(TASK DATA begins)

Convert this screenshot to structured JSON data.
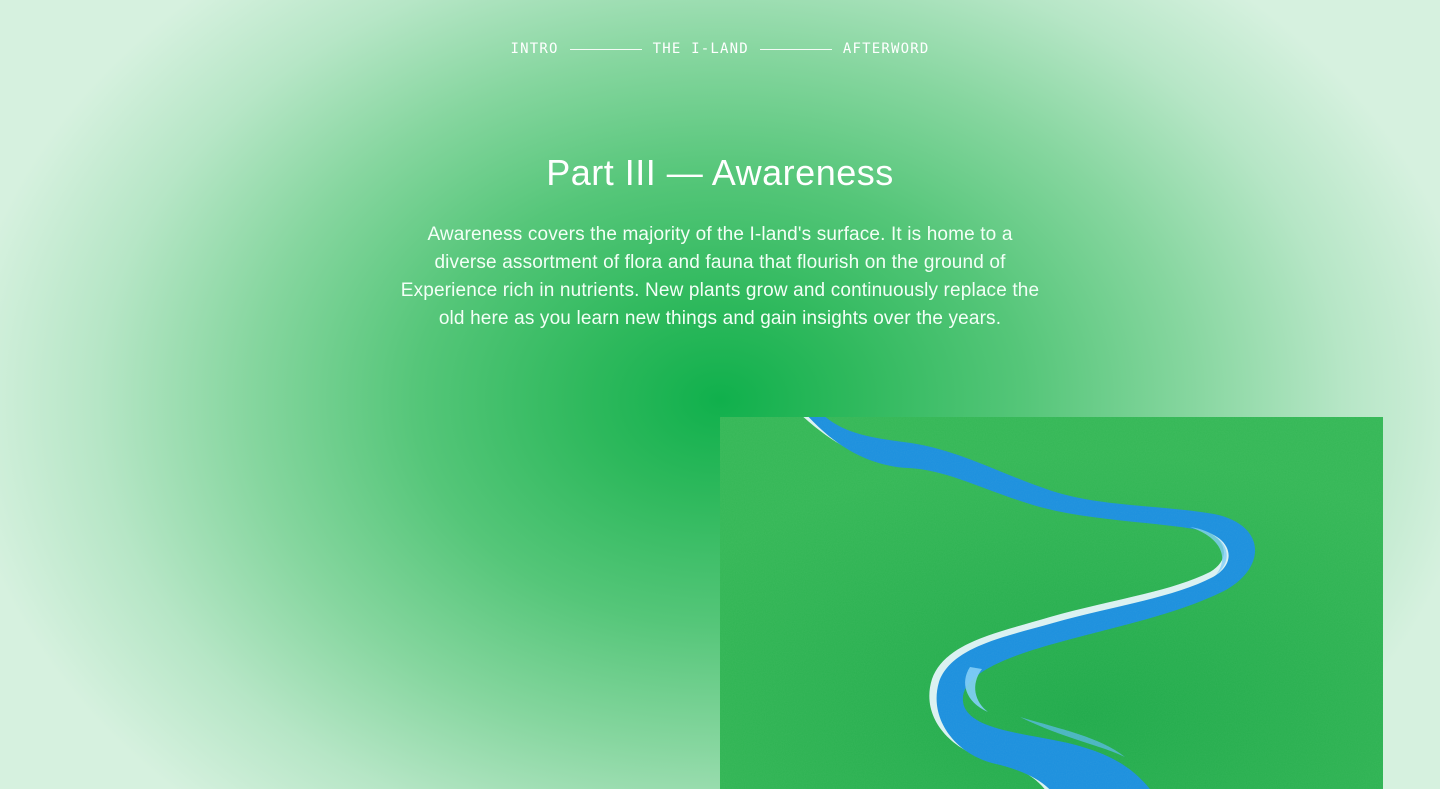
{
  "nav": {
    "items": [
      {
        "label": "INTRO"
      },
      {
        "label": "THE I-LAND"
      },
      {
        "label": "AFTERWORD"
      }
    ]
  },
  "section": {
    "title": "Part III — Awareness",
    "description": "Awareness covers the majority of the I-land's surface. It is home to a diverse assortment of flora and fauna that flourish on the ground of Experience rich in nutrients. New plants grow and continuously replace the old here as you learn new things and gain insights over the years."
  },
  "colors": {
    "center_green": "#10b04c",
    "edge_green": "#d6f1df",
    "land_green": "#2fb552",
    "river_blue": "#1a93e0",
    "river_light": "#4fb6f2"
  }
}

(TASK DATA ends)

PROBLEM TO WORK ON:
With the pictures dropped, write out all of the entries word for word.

TASK OUTPUT:
Convert this screenshot to structured JSON data.
{
  "nav": {
    "items": [
      {
        "label": "INTRO"
      },
      {
        "label": "THE I-LAND"
      },
      {
        "label": "AFTERWORD"
      }
    ]
  },
  "section": {
    "title": "Part III — Awareness",
    "description": "Awareness covers the majority of the I-land's surface. It is home to a diverse assortment of flora and fauna that flourish on the ground of Experience rich in nutrients. New plants grow and continuously replace the old here as you learn new things and gain insights over the years."
  },
  "colors": {
    "center_green": "#10b04c",
    "edge_green": "#d6f1df",
    "land_green": "#2fb552",
    "river_blue": "#1a93e0",
    "river_light": "#4fb6f2"
  }
}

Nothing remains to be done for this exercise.